**Material provided:**

################

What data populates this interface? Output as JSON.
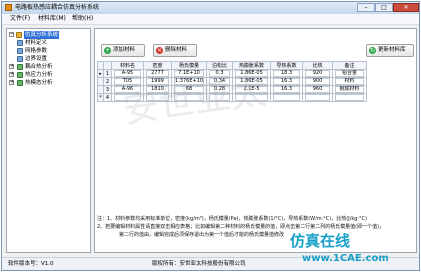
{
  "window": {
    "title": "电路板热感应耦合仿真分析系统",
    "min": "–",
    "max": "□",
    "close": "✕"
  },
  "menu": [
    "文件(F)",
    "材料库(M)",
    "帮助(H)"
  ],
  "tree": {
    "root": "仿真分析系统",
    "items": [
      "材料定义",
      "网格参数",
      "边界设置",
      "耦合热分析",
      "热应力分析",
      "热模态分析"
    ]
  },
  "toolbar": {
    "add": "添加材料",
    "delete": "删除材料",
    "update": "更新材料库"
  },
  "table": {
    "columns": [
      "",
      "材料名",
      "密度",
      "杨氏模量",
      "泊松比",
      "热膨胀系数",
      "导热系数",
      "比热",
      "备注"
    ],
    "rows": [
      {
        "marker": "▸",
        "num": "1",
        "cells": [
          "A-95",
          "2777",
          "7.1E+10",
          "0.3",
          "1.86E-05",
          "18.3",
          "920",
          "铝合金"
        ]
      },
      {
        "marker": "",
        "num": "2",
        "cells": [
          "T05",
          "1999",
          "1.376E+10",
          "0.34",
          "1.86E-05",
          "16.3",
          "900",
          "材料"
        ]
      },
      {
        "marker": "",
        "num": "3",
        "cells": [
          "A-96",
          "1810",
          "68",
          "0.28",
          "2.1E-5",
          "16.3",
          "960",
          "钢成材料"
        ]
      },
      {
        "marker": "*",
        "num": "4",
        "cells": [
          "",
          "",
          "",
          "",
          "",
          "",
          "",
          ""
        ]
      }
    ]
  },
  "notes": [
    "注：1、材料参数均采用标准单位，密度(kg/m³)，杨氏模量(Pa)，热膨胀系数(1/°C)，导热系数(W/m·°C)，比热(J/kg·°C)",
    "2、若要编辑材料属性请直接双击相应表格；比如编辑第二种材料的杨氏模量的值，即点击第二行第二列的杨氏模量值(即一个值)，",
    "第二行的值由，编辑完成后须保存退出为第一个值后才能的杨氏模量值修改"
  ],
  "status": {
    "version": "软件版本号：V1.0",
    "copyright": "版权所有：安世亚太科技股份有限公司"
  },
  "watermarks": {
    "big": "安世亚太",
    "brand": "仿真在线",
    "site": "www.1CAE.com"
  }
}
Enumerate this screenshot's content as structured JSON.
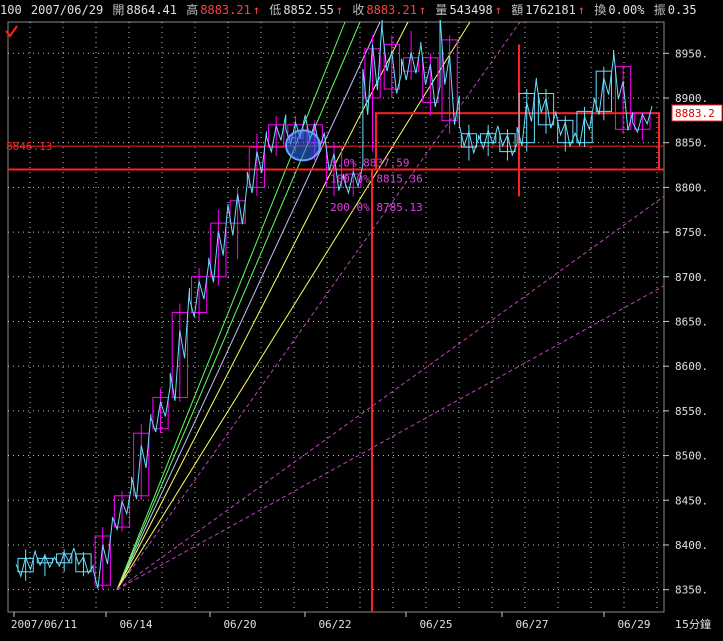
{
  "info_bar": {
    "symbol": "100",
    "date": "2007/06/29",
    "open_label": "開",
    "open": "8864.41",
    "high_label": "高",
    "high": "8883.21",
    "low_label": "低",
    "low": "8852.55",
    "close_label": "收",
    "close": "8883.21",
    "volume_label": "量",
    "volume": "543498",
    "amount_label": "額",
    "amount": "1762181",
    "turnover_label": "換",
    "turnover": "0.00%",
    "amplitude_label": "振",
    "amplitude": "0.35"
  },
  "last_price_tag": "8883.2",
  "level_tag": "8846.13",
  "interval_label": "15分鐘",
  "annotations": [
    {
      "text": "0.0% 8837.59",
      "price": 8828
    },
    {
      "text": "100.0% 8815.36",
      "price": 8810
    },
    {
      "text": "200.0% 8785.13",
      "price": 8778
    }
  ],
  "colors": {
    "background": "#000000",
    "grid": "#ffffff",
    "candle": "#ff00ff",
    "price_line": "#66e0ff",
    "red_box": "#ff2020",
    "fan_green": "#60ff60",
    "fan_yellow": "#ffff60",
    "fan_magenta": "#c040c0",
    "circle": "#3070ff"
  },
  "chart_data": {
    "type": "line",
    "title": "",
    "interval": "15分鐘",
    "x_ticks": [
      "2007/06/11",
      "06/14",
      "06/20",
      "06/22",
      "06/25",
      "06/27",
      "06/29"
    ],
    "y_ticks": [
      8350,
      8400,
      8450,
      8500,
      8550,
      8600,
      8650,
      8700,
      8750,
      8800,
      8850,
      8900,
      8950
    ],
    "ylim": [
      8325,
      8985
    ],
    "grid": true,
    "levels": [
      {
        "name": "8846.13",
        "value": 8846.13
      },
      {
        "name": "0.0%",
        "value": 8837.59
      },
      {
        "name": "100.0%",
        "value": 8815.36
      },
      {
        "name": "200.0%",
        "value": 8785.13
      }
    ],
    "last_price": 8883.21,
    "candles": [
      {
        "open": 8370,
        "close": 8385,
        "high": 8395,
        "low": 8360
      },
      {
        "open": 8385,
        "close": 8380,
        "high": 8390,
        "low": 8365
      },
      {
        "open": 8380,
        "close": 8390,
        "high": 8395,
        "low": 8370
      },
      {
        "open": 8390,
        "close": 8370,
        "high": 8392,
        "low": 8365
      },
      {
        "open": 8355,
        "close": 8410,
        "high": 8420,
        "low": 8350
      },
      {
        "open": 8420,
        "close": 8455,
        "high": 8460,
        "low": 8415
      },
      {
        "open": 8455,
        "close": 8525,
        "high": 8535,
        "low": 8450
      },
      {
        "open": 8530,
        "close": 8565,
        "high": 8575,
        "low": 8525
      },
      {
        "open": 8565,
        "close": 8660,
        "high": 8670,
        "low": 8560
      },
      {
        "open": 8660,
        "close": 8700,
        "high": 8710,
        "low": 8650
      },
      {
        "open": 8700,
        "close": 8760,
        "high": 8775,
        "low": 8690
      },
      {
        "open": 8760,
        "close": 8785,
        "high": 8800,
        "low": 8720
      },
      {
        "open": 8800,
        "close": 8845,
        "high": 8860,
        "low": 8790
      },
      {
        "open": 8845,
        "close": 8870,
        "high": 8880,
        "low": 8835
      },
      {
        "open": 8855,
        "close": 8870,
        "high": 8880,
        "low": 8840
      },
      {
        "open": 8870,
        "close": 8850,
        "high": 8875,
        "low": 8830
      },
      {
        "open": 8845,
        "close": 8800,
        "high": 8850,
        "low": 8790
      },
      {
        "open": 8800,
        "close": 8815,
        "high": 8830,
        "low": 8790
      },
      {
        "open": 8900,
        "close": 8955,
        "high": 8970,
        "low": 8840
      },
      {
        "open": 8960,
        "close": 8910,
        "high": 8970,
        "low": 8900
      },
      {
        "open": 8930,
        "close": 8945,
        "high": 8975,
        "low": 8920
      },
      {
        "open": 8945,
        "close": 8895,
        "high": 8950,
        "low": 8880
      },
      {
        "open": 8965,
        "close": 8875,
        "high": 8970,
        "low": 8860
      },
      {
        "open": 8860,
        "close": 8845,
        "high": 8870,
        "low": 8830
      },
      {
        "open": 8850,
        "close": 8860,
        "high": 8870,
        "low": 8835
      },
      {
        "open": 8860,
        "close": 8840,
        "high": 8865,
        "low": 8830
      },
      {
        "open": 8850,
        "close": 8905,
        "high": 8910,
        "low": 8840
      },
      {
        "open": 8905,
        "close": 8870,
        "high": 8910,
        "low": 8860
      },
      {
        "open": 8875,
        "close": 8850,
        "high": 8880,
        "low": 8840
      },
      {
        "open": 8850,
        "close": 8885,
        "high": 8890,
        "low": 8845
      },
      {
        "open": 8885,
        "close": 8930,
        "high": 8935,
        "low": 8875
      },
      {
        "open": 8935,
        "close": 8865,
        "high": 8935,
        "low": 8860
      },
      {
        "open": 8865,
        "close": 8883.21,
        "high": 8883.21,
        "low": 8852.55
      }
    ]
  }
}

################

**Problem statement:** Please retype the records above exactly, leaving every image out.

**Answer section:**
What data populates this interface? Output as JSON.
{
  "window": {
    "title": "电路板热感应耦合仿真分析系统",
    "min": "–",
    "max": "□",
    "close": "✕"
  },
  "menu": [
    "文件(F)",
    "材料库(M)",
    "帮助(H)"
  ],
  "tree": {
    "root": "仿真分析系统",
    "items": [
      "材料定义",
      "网格参数",
      "边界设置",
      "耦合热分析",
      "热应力分析",
      "热模态分析"
    ]
  },
  "toolbar": {
    "add": "添加材料",
    "delete": "删除材料",
    "update": "更新材料库"
  },
  "table": {
    "columns": [
      "",
      "材料名",
      "密度",
      "杨氏模量",
      "泊松比",
      "热膨胀系数",
      "导热系数",
      "比热",
      "备注"
    ],
    "rows": [
      {
        "marker": "▸",
        "num": "1",
        "cells": [
          "A-95",
          "2777",
          "7.1E+10",
          "0.3",
          "1.86E-05",
          "18.3",
          "920",
          "铝合金"
        ]
      },
      {
        "marker": "",
        "num": "2",
        "cells": [
          "T05",
          "1999",
          "1.376E+10",
          "0.34",
          "1.86E-05",
          "16.3",
          "900",
          "材料"
        ]
      },
      {
        "marker": "",
        "num": "3",
        "cells": [
          "A-96",
          "1810",
          "68",
          "0.28",
          "2.1E-5",
          "16.3",
          "960",
          "钢成材料"
        ]
      },
      {
        "marker": "*",
        "num": "4",
        "cells": [
          "",
          "",
          "",
          "",
          "",
          "",
          "",
          ""
        ]
      }
    ]
  },
  "notes": [
    "注：1、材料参数均采用标准单位，密度(kg/m³)，杨氏模量(Pa)，热膨胀系数(1/°C)，导热系数(W/m·°C)，比热(J/kg·°C)",
    "2、若要编辑材料属性请直接双击相应表格；比如编辑第二种材料的杨氏模量的值，即点击第二行第二列的杨氏模量值(即一个值)，",
    "第二行的值由，编辑完成后须保存退出为第一个值后才能的杨氏模量值修改"
  ],
  "status": {
    "version": "软件版本号：V1.0",
    "copyright": "版权所有：安世亚太科技股份有限公司"
  },
  "watermarks": {
    "big": "安世亚太",
    "brand": "仿真在线",
    "site": "www.1CAE.com"
  }
}
Enumerate this screenshot's content as structured JSON.
{
  "info_bar": {
    "symbol": "100",
    "date": "2007/06/29",
    "open_label": "開",
    "open": "8864.41",
    "high_label": "高",
    "high": "8883.21",
    "low_label": "低",
    "low": "8852.55",
    "close_label": "收",
    "close": "8883.21",
    "volume_label": "量",
    "volume": "543498",
    "amount_label": "額",
    "amount": "1762181",
    "turnover_label": "換",
    "turnover": "0.00%",
    "amplitude_label": "振",
    "amplitude": "0.35"
  },
  "last_price_tag": "8883.2",
  "level_tag": "8846.13",
  "interval_label": "15分鐘",
  "annotations": [
    {
      "text": "0.0% 8837.59",
      "price": 8828
    },
    {
      "text": "100.0% 8815.36",
      "price": 8810
    },
    {
      "text": "200.0% 8785.13",
      "price": 8778
    }
  ],
  "colors": {
    "background": "#000000",
    "grid": "#ffffff",
    "candle": "#ff00ff",
    "price_line": "#66e0ff",
    "red_box": "#ff2020",
    "fan_green": "#60ff60",
    "fan_yellow": "#ffff60",
    "fan_magenta": "#c040c0",
    "circle": "#3070ff"
  },
  "chart_data": {
    "type": "line",
    "title": "",
    "interval": "15分鐘",
    "x_ticks": [
      "2007/06/11",
      "06/14",
      "06/20",
      "06/22",
      "06/25",
      "06/27",
      "06/29"
    ],
    "y_ticks": [
      8350,
      8400,
      8450,
      8500,
      8550,
      8600,
      8650,
      8700,
      8750,
      8800,
      8850,
      8900,
      8950
    ],
    "ylim": [
      8325,
      8985
    ],
    "grid": true,
    "levels": [
      {
        "name": "8846.13",
        "value": 8846.13
      },
      {
        "name": "0.0%",
        "value": 8837.59
      },
      {
        "name": "100.0%",
        "value": 8815.36
      },
      {
        "name": "200.0%",
        "value": 8785.13
      }
    ],
    "last_price": 8883.21,
    "candles": [
      {
        "open": 8370,
        "close": 8385,
        "high": 8395,
        "low": 8360
      },
      {
        "open": 8385,
        "close": 8380,
        "high": 8390,
        "low": 8365
      },
      {
        "open": 8380,
        "close": 8390,
        "high": 8395,
        "low": 8370
      },
      {
        "open": 8390,
        "close": 8370,
        "high": 8392,
        "low": 8365
      },
      {
        "open": 8355,
        "close": 8410,
        "high": 8420,
        "low": 8350
      },
      {
        "open": 8420,
        "close": 8455,
        "high": 8460,
        "low": 8415
      },
      {
        "open": 8455,
        "close": 8525,
        "high": 8535,
        "low": 8450
      },
      {
        "open": 8530,
        "close": 8565,
        "high": 8575,
        "low": 8525
      },
      {
        "open": 8565,
        "close": 8660,
        "high": 8670,
        "low": 8560
      },
      {
        "open": 8660,
        "close": 8700,
        "high": 8710,
        "low": 8650
      },
      {
        "open": 8700,
        "close": 8760,
        "high": 8775,
        "low": 8690
      },
      {
        "open": 8760,
        "close": 8785,
        "high": 8800,
        "low": 8720
      },
      {
        "open": 8800,
        "close": 8845,
        "high": 8860,
        "low": 8790
      },
      {
        "open": 8845,
        "close": 8870,
        "high": 8880,
        "low": 8835
      },
      {
        "open": 8855,
        "close": 8870,
        "high": 8880,
        "low": 8840
      },
      {
        "open": 8870,
        "close": 8850,
        "high": 8875,
        "low": 8830
      },
      {
        "open": 8845,
        "close": 8800,
        "high": 8850,
        "low": 8790
      },
      {
        "open": 8800,
        "close": 8815,
        "high": 8830,
        "low": 8790
      },
      {
        "open": 8900,
        "close": 8955,
        "high": 8970,
        "low": 8840
      },
      {
        "open": 8960,
        "close": 8910,
        "high": 8970,
        "low": 8900
      },
      {
        "open": 8930,
        "close": 8945,
        "high": 8975,
        "low": 8920
      },
      {
        "open": 8945,
        "close": 8895,
        "high": 8950,
        "low": 8880
      },
      {
        "open": 8965,
        "close": 8875,
        "high": 8970,
        "low": 8860
      },
      {
        "open": 8860,
        "close": 8845,
        "high": 8870,
        "low": 8830
      },
      {
        "open": 8850,
        "close": 8860,
        "high": 8870,
        "low": 8835
      },
      {
        "open": 8860,
        "close": 8840,
        "high": 8865,
        "low": 8830
      },
      {
        "open": 8850,
        "close": 8905,
        "high": 8910,
        "low": 8840
      },
      {
        "open": 8905,
        "close": 8870,
        "high": 8910,
        "low": 8860
      },
      {
        "open": 8875,
        "close": 8850,
        "high": 8880,
        "low": 8840
      },
      {
        "open": 8850,
        "close": 8885,
        "high": 8890,
        "low": 8845
      },
      {
        "open": 8885,
        "close": 8930,
        "high": 8935,
        "low": 8875
      },
      {
        "open": 8935,
        "close": 8865,
        "high": 8935,
        "low": 8860
      },
      {
        "open": 8865,
        "close": 8883.21,
        "high": 8883.21,
        "low": 8852.55
      }
    ]
  }
}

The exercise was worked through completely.